Last week the Scottish National Party announced the Scottish Government plans to reform Stamp Duty.
What to make of this? I have four quick thoughts.
First, bits of it are simply the right thing to do. At the moment, sellers understandably want to avoid having a tax whacked on their houses, so price them accordingly, just below the cut-offs. This is obviously and undeniably stupid. Reforming stamp duty so it’s sliced by bands, more like income tax, instantly makes it less distortive. JRF’s Housing Market Taskforce argued for this change last year, and it’s good to see those ideas being adopted.
Second, we don’t actually know what the rates would be. The Scottish Government don’t either, and the consultation says as much. So discussion of whether this is a tax increase or decrease on any given property is, for the moment, a distraction. What’s at stake is the principle. But the very fact that SD will be re-rated at some point before 2015 is in itself significant. That’s because it’s traditionally been reviewed only infrequently. So it’s good to re-rate, and let’s hope this is the first of more frequent and logical bandings in line with house price inflation.
Third, SD is only one property tax, and we shouldn’t ignore others - especially Council Tax. If you think SD is regressive and a bit daft, then have a look at council tax. It taxes a greater proportion of the value of lower cost homes. It uses 1991 valuations, and successive governments across the UK have ducked the question of revaluing ever since.
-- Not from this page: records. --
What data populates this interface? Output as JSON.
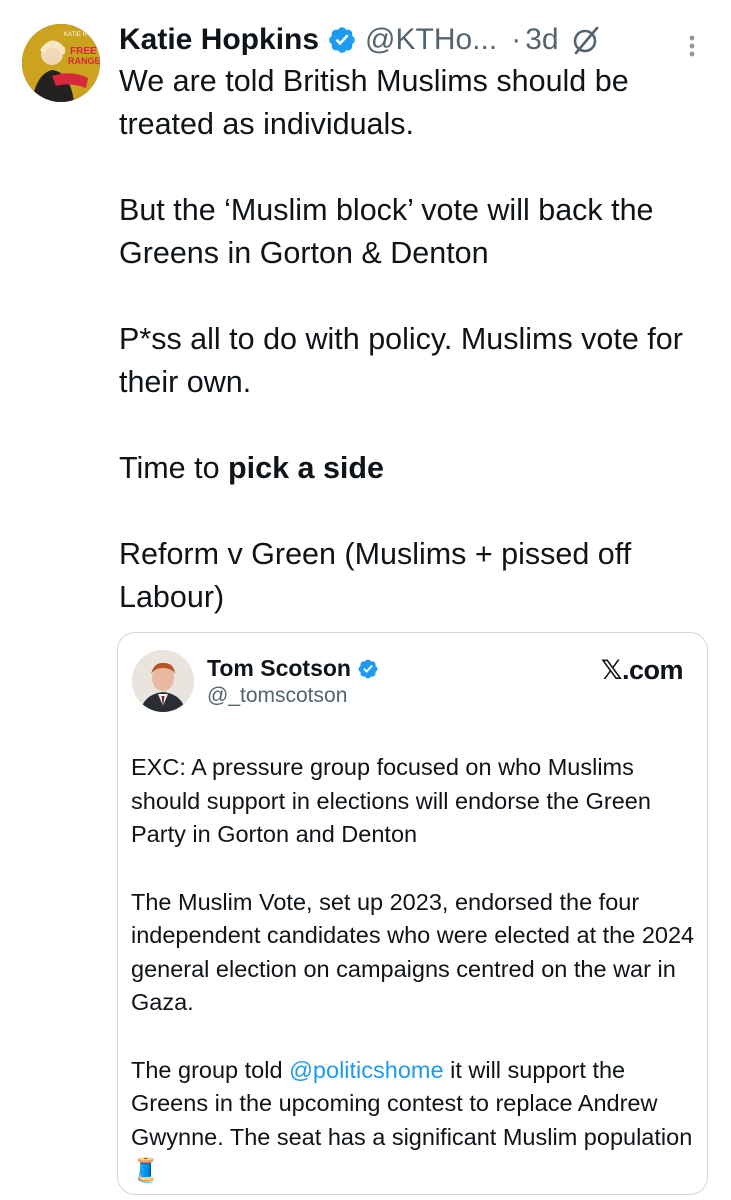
{
  "tweet": {
    "display_name": "Katie Hopkins",
    "handle": "@KTHo...",
    "separator": "·",
    "time": "3d",
    "paragraphs": [
      "We are told British Muslims should be treated as individuals.",
      "But the ‘Muslim block’ vote will back the Greens in Gorton & Denton",
      "P*ss all to do with policy. Muslims vote for their own."
    ],
    "p4_prefix": "Time to ",
    "p4_bold": "pick a side",
    "p5": "Reform v Green (Muslims + pissed off Labour)",
    "avatar_text_top": "KATIE H",
    "avatar_text_main": "FREE RANGE"
  },
  "quote": {
    "display_name": "Tom Scotson",
    "handle": "@_tomscotson",
    "source": "𝕏.com",
    "p1": "EXC: A pressure group focused on who Muslims should support in elections will endorse the Green Party in Gorton and Denton",
    "p2": "The Muslim Vote, set up 2023, endorsed the four independent candidates who were elected at the 2024 general election on campaigns centred on the war in Gaza.",
    "p3_prefix": "The group told ",
    "p3_mention": "@politicshome",
    "p3_suffix": " it will support the Greens in the upcoming contest to replace Andrew Gwynne. The seat has a significant Muslim population",
    "p3_emoji": "🧵"
  },
  "colors": {
    "text": "#0f1419",
    "secondary": "#536471",
    "link": "#1d9bf0",
    "border": "#cfd9de"
  }
}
So looking at SD in isolation makes little sense, and claims to have radically restructured property tax in favour of those at the bottom need to be tempered when council tax retains the same structure. That’s even more pertinent when the Scottish Government will suddenly find itself in charge of Council Tax Benefit in 2013: and as our paper the other week argued, will find itself with very little room for manoeuvre.
Finally – in Scotland, there is no such thing as a constitutionally neutral policy. The reform of land taxes is, um, a bit dry, as far as subjects go. But in Scotland, it’s come hand-in-hand with the proposed creation of Revenue Scotland. Which leads straight into a debate about why Scotland needs its own tax-raising mechanisms, which leads into questions of what’s appropriate for Scotland to do itself, which leads into…you can see where it goes. I suspect that this is what pre-independence-referendum Scotland looks like: policy detail and unionist-nationalist manoeuvring becoming almost inseparable. For organisations like JRF that’s probably easy to handle – constitutional positions not being our thing – but others, particularly non-political policy organisations in Scotland, may feel it more.
In short: reforming Stamp Duty is a good policy. The politics of it will depend on where you’re coming from.